Can Space Law apply on Earth? Article VIII of the founding principles of Space Law notably enounces that “Such objects or component parts found beyond the limits of the State Party to the Treaty on whose registry they are carried shall be returned to that State Party, which shall, upon request, furnish identifying data prior to their return”. What if France was to refuse to return the part of the SpaceX capsule that was found on the foreshore of a French island in Britany? Space Law could be invoked and the United States of America could act against France on the basis of Article VIII of the Outer Space Treaty (Space Law) even though the component has never left the Earth. Space Law would apply on Earth.

Article IX of the aforementioned Treaty notably states that “States Parties to the Treaty shall pursue studies of outer space, including the Moon and other celestial bodies, and conduct exploration of them so as to avoid their harmful contamination and also adverse changes in the environment of the Earth resulting from the introduction of extraterrestrial matter and, where necessary, shall adopt appropriate measures for this purpose”. What if Neil A. Armstrong, Edwin E. Aldrin Jr., and Michael Collins had infected the Earth after coming back from their mission? Space Law would have apply, even though “appropriate measures for this purpose” should have been defined by the United Nations.

Can Space Law apply on Earth? Concluding remarks!

Can Space Law apply on Earth? Among all the aforementioned articles, Article VII of the Outer Space Treaty, regarding the application of Space Law on Earth, is the most important one. A State can be internationally liable for damages caused by objects intended to be launched in outer space, even though those objects have never left Earth.

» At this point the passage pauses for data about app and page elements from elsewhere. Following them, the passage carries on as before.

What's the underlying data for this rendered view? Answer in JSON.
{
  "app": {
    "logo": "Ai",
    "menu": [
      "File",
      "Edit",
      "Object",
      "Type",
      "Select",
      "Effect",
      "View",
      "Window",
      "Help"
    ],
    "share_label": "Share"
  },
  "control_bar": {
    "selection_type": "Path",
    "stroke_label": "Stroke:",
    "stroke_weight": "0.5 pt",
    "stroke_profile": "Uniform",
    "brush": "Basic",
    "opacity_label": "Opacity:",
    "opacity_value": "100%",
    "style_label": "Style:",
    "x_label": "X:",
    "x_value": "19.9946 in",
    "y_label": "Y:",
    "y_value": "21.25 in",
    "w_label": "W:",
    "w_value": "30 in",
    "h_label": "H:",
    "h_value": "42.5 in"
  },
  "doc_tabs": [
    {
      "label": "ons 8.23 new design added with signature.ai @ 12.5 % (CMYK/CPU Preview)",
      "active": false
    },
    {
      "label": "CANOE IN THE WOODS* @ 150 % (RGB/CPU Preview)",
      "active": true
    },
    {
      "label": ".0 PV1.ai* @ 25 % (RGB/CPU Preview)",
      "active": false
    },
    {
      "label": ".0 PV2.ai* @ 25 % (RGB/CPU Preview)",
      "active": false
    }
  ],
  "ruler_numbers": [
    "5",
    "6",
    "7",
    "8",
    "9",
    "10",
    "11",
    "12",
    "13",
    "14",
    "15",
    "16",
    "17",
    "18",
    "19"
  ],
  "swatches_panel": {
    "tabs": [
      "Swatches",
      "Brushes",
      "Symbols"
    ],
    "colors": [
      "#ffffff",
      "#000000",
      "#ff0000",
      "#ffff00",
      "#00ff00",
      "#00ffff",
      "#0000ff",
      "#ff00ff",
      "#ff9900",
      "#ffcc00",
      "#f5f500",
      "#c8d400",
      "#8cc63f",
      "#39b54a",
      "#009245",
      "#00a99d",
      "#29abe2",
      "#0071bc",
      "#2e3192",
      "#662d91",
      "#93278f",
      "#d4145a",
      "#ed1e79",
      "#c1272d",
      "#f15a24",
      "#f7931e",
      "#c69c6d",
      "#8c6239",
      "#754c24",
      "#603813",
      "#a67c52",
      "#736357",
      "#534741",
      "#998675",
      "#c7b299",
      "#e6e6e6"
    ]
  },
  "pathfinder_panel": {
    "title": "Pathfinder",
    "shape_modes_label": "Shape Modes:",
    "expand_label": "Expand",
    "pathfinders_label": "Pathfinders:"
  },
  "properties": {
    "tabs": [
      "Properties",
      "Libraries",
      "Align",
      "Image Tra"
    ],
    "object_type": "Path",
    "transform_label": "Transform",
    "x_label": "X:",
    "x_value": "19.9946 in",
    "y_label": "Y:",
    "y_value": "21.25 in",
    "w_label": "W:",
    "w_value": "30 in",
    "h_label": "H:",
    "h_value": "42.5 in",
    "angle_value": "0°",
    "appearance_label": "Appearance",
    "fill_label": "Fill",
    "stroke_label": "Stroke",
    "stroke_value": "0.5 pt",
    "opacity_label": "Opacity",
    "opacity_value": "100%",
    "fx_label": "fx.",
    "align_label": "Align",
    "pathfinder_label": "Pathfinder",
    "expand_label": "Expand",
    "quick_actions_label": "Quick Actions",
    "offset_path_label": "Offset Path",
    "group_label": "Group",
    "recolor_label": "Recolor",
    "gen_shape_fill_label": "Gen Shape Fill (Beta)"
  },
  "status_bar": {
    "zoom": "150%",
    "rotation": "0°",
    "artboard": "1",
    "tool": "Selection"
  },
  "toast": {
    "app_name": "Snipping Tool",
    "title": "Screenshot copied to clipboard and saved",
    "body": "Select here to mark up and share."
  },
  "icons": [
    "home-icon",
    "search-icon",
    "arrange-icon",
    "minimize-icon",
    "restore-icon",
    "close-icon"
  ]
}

What would be interesting is to think about the definition of launching or procuring the launching of an object into outer space.